* PROBLEM DESCRIPTION *
Write the records out once more, so that nothing differs from the original.

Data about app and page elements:

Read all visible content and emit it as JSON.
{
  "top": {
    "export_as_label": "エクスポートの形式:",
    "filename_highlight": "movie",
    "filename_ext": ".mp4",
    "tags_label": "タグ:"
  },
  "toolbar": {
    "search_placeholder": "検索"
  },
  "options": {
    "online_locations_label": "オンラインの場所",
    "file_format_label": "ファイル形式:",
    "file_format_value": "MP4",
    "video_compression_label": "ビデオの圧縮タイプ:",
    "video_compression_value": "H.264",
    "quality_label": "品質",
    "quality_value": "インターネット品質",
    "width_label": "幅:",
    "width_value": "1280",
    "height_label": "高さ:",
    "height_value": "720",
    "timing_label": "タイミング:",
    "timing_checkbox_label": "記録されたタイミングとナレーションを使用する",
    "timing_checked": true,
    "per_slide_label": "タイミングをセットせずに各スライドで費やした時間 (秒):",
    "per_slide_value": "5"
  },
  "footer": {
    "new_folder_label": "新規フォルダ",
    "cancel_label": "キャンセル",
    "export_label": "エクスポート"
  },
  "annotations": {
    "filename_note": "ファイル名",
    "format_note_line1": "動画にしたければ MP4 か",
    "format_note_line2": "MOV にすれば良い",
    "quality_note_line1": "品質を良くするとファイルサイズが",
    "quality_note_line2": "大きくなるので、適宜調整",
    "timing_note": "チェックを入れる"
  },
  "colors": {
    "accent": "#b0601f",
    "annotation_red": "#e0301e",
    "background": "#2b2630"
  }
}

* EXERCISE ANSWER *
Read all visible content and emit it as JSON.
{
  "top": {
    "export_as_label": "エクスポートの形式:",
    "filename_highlight": "movie",
    "filename_ext": ".mp4",
    "tags_label": "タグ:"
  },
  "toolbar": {
    "search_placeholder": "検索"
  },
  "options": {
    "online_locations_label": "オンラインの場所",
    "file_format_label": "ファイル形式:",
    "file_format_value": "MP4",
    "video_compression_label": "ビデオの圧縮タイプ:",
    "video_compression_value": "H.264",
    "quality_label": "品質",
    "quality_value": "インターネット品質",
    "width_label": "幅:",
    "width_value": "1280",
    "height_label": "高さ:",
    "height_value": "720",
    "timing_label": "タイミング:",
    "timing_checkbox_label": "記録されたタイミングとナレーションを使用する",
    "timing_checked": true,
    "per_slide_label": "タイミングをセットせずに各スライドで費やした時間 (秒):",
    "per_slide_value": "5"
  },
  "footer": {
    "new_folder_label": "新規フォルダ",
    "cancel_label": "キャンセル",
    "export_label": "エクスポート"
  },
  "annotations": {
    "filename_note": "ファイル名",
    "format_note_line1": "動画にしたければ MP4 か",
    "format_note_line2": "MOV にすれば良い",
    "quality_note_line1": "品質を良くするとファイルサイズが",
    "quality_note_line2": "大きくなるので、適宜調整",
    "timing_note": "チェックを入れる"
  },
  "colors": {
    "accent": "#b0601f",
    "annotation_red": "#e0301e",
    "background": "#2b2630"
  }
}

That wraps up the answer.